Corker recently announced his decision not to run for re-election to the U.S. Senate.
Which means he’s now unencumbered by the threat of a primary race for letting loose on his true opinions.
Among his many barbs were a characterization of a White House in disarray, held together only by sheer force of personality by John Kelly and Gen. Mattis.
The cherry on top was Corker’s tweet which went thusly, “It’s a shame the White House has become an adult day care center. Someone obviously missed their shift this morning.”
Please, Sen. Corker, tell us how you really feel.
Here’s more from Redstate…
Earlier today, we reported on the manner in which Bob Corker had responded to a Trump Twitter Tirade this morning: by suggesting that Trump’s White House was like an adult day care. But it turns out the Corkmeister was just warming up for the real insults, which dropped this evening in an interview with the New York Times:

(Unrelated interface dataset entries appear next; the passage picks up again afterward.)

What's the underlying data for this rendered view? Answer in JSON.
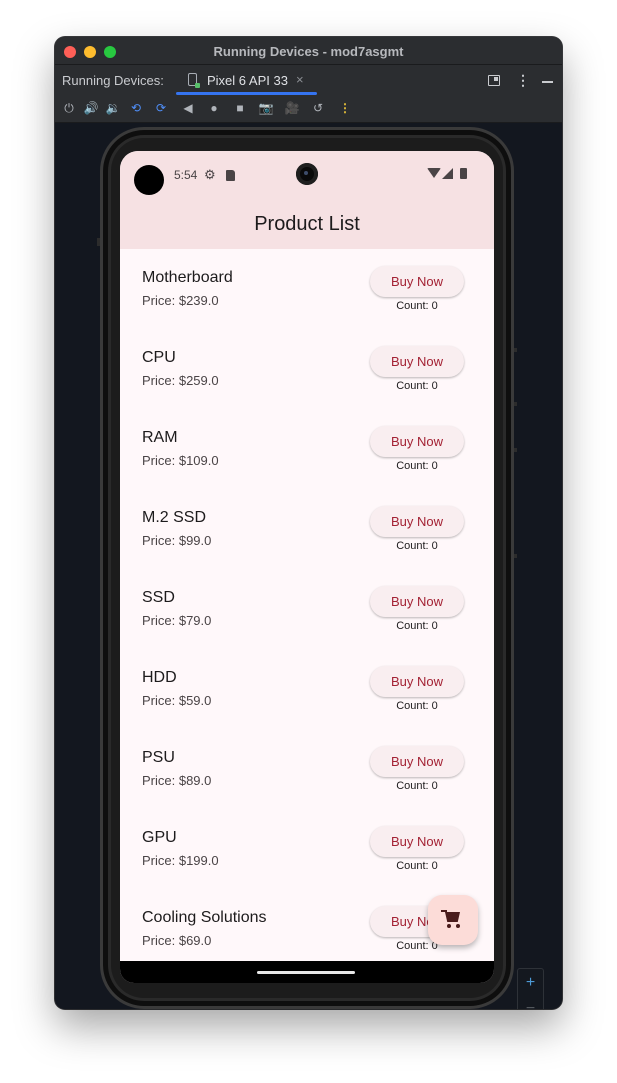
{
  "window": {
    "title": "Running Devices - mod7asgmt"
  },
  "tabbar": {
    "label": "Running Devices:",
    "device_tab": "Pixel 6 API 33",
    "close_glyph": "×"
  },
  "toolbar": {
    "icons": [
      "power-icon",
      "volume-up-icon",
      "volume-down-icon",
      "rotate-left-icon",
      "rotate-right-icon",
      "back-icon",
      "home-icon",
      "overview-icon",
      "screenshot-icon",
      "screen-record-icon",
      "snapshot-icon",
      "more-icon"
    ]
  },
  "zoom": {
    "plus": "+",
    "minus": "−"
  },
  "status": {
    "time": "5:54"
  },
  "app": {
    "title": "Product List"
  },
  "products": [
    {
      "name": "Motherboard",
      "price": "Price: $239.0",
      "button": "Buy Now",
      "count": "Count: 0"
    },
    {
      "name": "CPU",
      "price": "Price: $259.0",
      "button": "Buy Now",
      "count": "Count: 0"
    },
    {
      "name": "RAM",
      "price": "Price: $109.0",
      "button": "Buy Now",
      "count": "Count: 0"
    },
    {
      "name": "M.2 SSD",
      "price": "Price: $99.0",
      "button": "Buy Now",
      "count": "Count: 0"
    },
    {
      "name": "SSD",
      "price": "Price: $79.0",
      "button": "Buy Now",
      "count": "Count: 0"
    },
    {
      "name": "HDD",
      "price": "Price: $59.0",
      "button": "Buy Now",
      "count": "Count: 0"
    },
    {
      "name": "PSU",
      "price": "Price: $89.0",
      "button": "Buy Now",
      "count": "Count: 0"
    },
    {
      "name": "GPU",
      "price": "Price: $199.0",
      "button": "Buy Now",
      "count": "Count: 0"
    },
    {
      "name": "Cooling Solutions",
      "price": "Price: $69.0",
      "button": "Buy Now",
      "count": "Count: 0"
    }
  ],
  "colors": {
    "accent": "#a32133",
    "header_bg": "#f6e1e3",
    "fab_bg": "#fcdcd8",
    "ide_tab_underline": "#3574f0"
  }
}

Senator Bob Corker, the Republican chairman of the Senate Foreign Relations Committee, charged in an interview on Sunday that President Trump was treating his office like “a reality show,” with reckless threats toward other countries that could set the nation “on the path to World War III.”
In an extraordinary rebuke of a president of his own party, Mr. Corker said he was alarmed about a president who acts “like he’s doing ‘The Apprentice’ or something.”
“He concerns me,” Mr. Corker added. “He would have to concern anyone who cares about our nation.”
As for the Twitter battle this morning — in which Trump claimed that Corker had unsuccessfully sought Trump’s endorsement — Corker flatly called Trump a liar:
As for the tweets that set off the feud on Sunday morning, Mr. Corker expressed a measure of powerlessness.
“I don’t know why the president tweets out things that are not true,” he said. “You know he does it, everyone knows he does it, but he does.”
The senator recalled four conversations this year, a mix of in-person meetings and phone calls, in which he said the president had encouraged him to run for re-election. Mr. Trump, he said, repeatedly indicated he wanted to come to Tennessee for an early rally on Mr. Corker’s behalf and even telephoned him last Monday to try to get him to reconsider his decision to retire.